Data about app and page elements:
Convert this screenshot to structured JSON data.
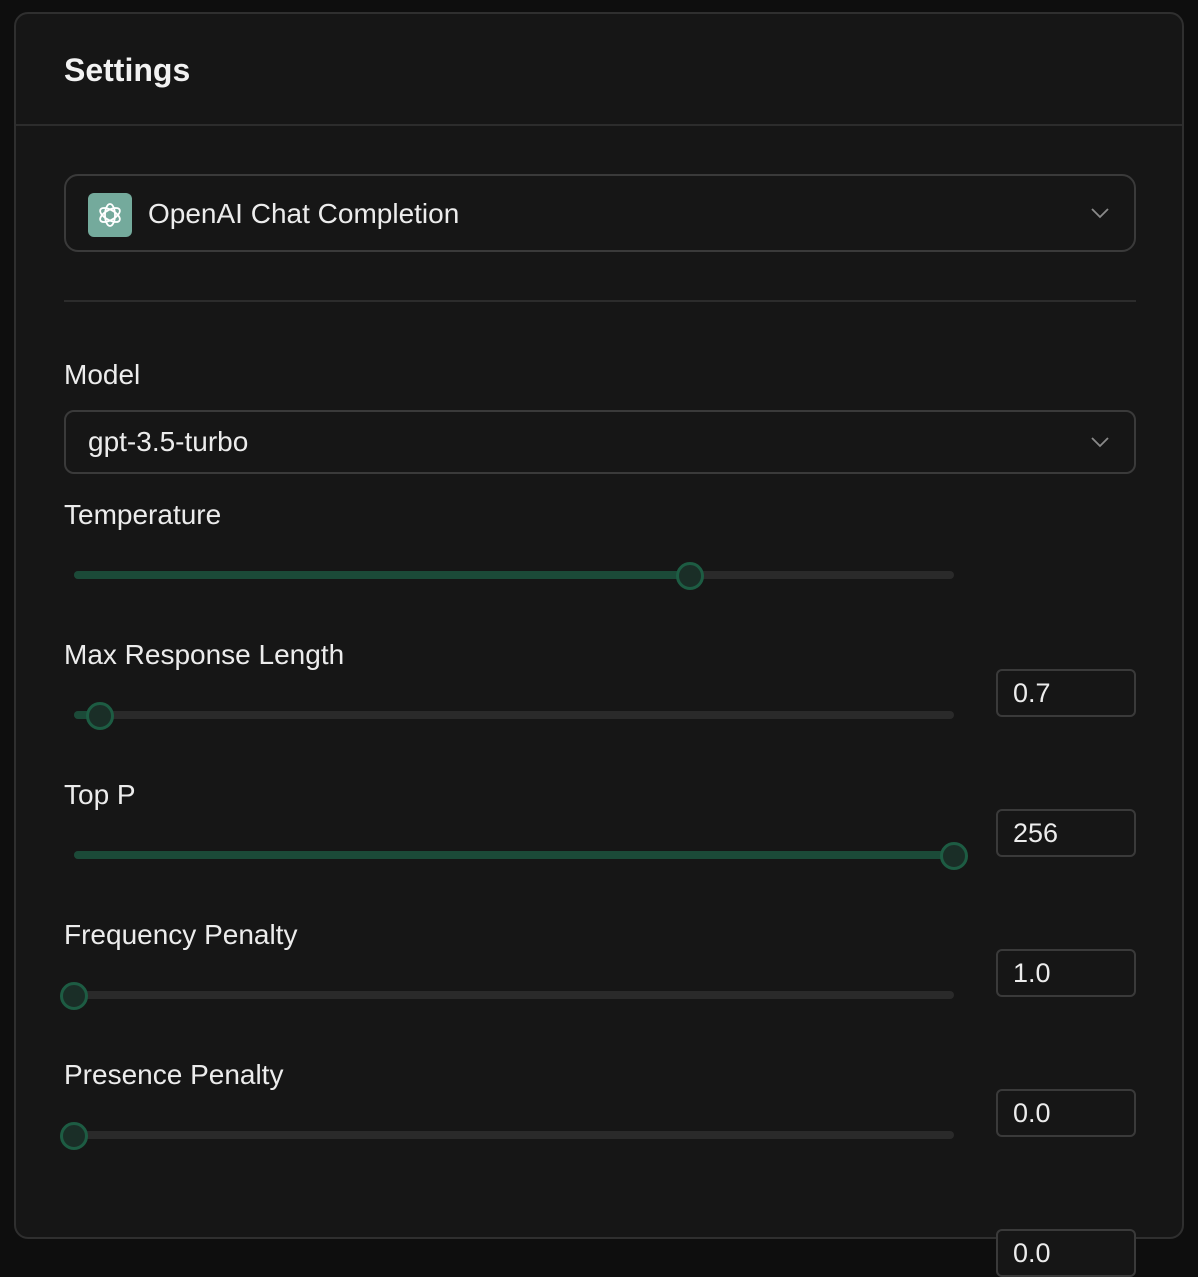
{
  "panel": {
    "title": "Settings"
  },
  "provider": {
    "label": "OpenAI Chat Completion",
    "icon": "openai-logo-icon",
    "accent_color": "#74aa9c"
  },
  "model": {
    "label": "Model",
    "value": "gpt-3.5-turbo"
  },
  "sliders": [
    {
      "label": "Temperature",
      "value": "0.7",
      "fraction": 0.7
    },
    {
      "label": "Max Response Length",
      "value": "256",
      "fraction": 0.03
    },
    {
      "label": "Top P",
      "value": "1.0",
      "fraction": 1.0
    },
    {
      "label": "Frequency Penalty",
      "value": "0.0",
      "fraction": 0.0
    },
    {
      "label": "Presence Penalty",
      "value": "0.0",
      "fraction": 0.0
    }
  ],
  "colors": {
    "background": "#161616",
    "slider_fill": "#1b4a38",
    "slider_thumb_border": "#1d5c43"
  }
}
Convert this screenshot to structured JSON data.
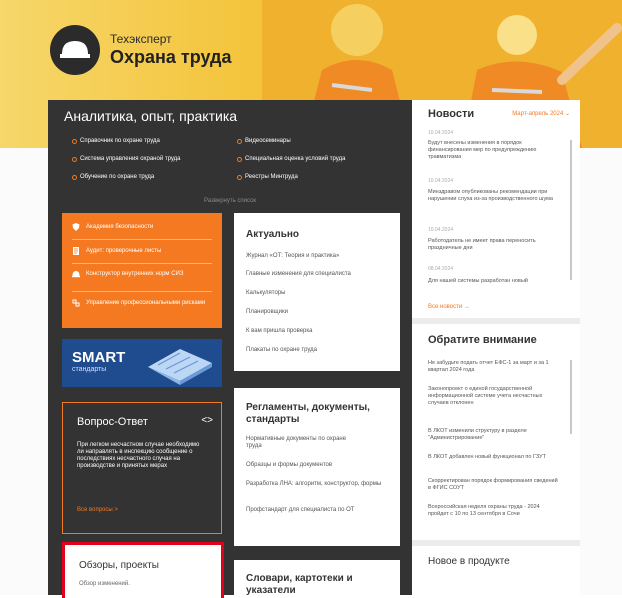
{
  "brand": {
    "subtitle": "Техэксперт",
    "title": "Охрана труда"
  },
  "analytics": {
    "title": "Аналитика, опыт, практика",
    "links_left": [
      "Справочник по охране труда",
      "Система управления охраной труда",
      "Обучение по охране труда"
    ],
    "links_right": [
      "Видеосеминары",
      "Специальная оценка условий труда",
      "Реестры Минтруда"
    ],
    "expand": "Развернуть список"
  },
  "orange_card": {
    "items": [
      "Академия безопасности",
      "Аудит: проверочные листы",
      "Конструктор внутренних норм СИЗ",
      "Управление профессиональными рисками"
    ],
    "icons": [
      "shield-icon",
      "checklist-icon",
      "helmet-icon",
      "risk-icon"
    ]
  },
  "smart": {
    "title": "SMART",
    "subtitle": "стандарты"
  },
  "qa": {
    "title": "Вопрос-Ответ",
    "nav": "<>",
    "body": "При легком несчастном случае необходимо ли направлять в инспекцию сообщение о последствиях несчастного случая на производстве и принятых мерах",
    "more": "Все вопросы >"
  },
  "reviews": {
    "title": "Обзоры, проекты",
    "body": "Обзор изменений."
  },
  "actual": {
    "title": "Актуально",
    "items": [
      "Журнал «ОТ: Теория и практика»",
      "Главные изменения для специалиста",
      "Калькуляторы",
      "Планировщики",
      "К вам пришла проверка",
      "Плакаты по охране труда"
    ]
  },
  "regulations": {
    "title": "Регламенты, документы, стандарты",
    "items": [
      "Нормативные документы по охране труда",
      "Образцы и формы документов",
      "Разработка ЛНА: алгоритм, конструктор, формы",
      "Профстандарт для специалиста по ОТ"
    ]
  },
  "dictionaries": {
    "title": "Словари, картотеки и указатели"
  },
  "news": {
    "title": "Новости",
    "period": "Март-апрель 2024",
    "items": [
      {
        "date": "10.04.2024",
        "text": "Будут внесены изменения в порядок финансирования мер по предупреждению травматизма"
      },
      {
        "date": "10.04.2024",
        "text": "Минздравом опубликованы рекомендации при нарушении слуха из-за производственного шума"
      },
      {
        "date": "10.04.2024",
        "text": "Работодатель не имеет права переносить праздничные дни"
      },
      {
        "date": "08.04.2024",
        "text": "Для нашей системы разработан новый"
      }
    ],
    "all": "Все новости →"
  },
  "attention": {
    "title": "Обратите внимание",
    "items": [
      "Не забудьте подать отчет ЕФС-1 за март и за 1 квартал 2024 года",
      "Законопроект о единой государственной информационной системе учета несчастных случаев отклонен",
      "В ЛКОТ изменили структуру в разделе \"Администрирование\"",
      "В ЛКОТ добавлен новый функционал по ГЗУТ",
      "Скорректирован порядок формирования сведений в ФГИС СОУТ",
      "Всероссийская неделя охраны труда - 2024 пройдет с 10 по 13 сентября в Сочи"
    ]
  },
  "product_news": {
    "title": "Новое в продукте"
  }
}
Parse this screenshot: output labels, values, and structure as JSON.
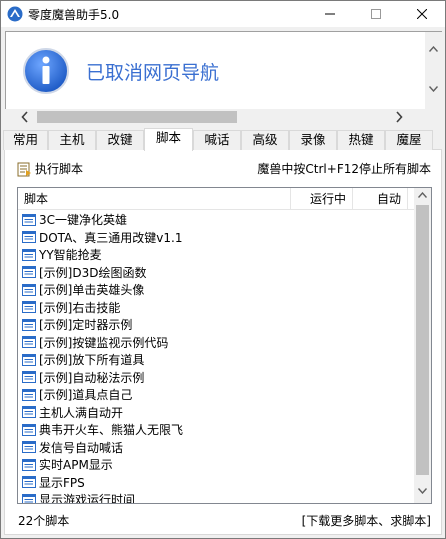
{
  "window": {
    "title": "零度魔兽助手5.0"
  },
  "banner": {
    "message": "已取消网页导航"
  },
  "tabs": [
    {
      "label": "常用"
    },
    {
      "label": "主机"
    },
    {
      "label": "改键"
    },
    {
      "label": "脚本"
    },
    {
      "label": "喊话"
    },
    {
      "label": "高级"
    },
    {
      "label": "录像"
    },
    {
      "label": "热键"
    },
    {
      "label": "魔屋"
    }
  ],
  "active_tab": "脚本",
  "toolbar": {
    "run_label": "执行脚本",
    "hotkey_hint": "魔兽中按Ctrl+F12停止所有脚本"
  },
  "list": {
    "columns": [
      "脚本",
      "运行中",
      "自动"
    ],
    "rows": [
      "3C一键净化英雄",
      "DOTA、真三通用改键v1.1",
      "YY智能抢麦",
      "[示例]D3D绘图函数",
      "[示例]单击英雄头像",
      "[示例]右击技能",
      "[示例]定时器示例",
      "[示例]按键监视示例代码",
      "[示例]放下所有道具",
      "[示例]自动秘法示例",
      "[示例]道具点自己",
      "主机人满自动开",
      "典韦开火车、熊猫人无限飞",
      "发信号自动喊话",
      "实时APM显示",
      "显示FPS",
      "显示游戏运行时间"
    ]
  },
  "status": {
    "count": "22个脚本",
    "download": "[下载更多脚本、求脚本]"
  },
  "colors": {
    "banner_text": "#3a6fd1",
    "info_icon": "#1e5bc6"
  }
}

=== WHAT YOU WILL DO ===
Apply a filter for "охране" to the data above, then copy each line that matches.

=== YOUR SOLUTION ===
      "Справочник по охране труда",
      "Обучение по охране труда"
      "Плакаты по охране труда"
      "Нормативные документы по охране труда",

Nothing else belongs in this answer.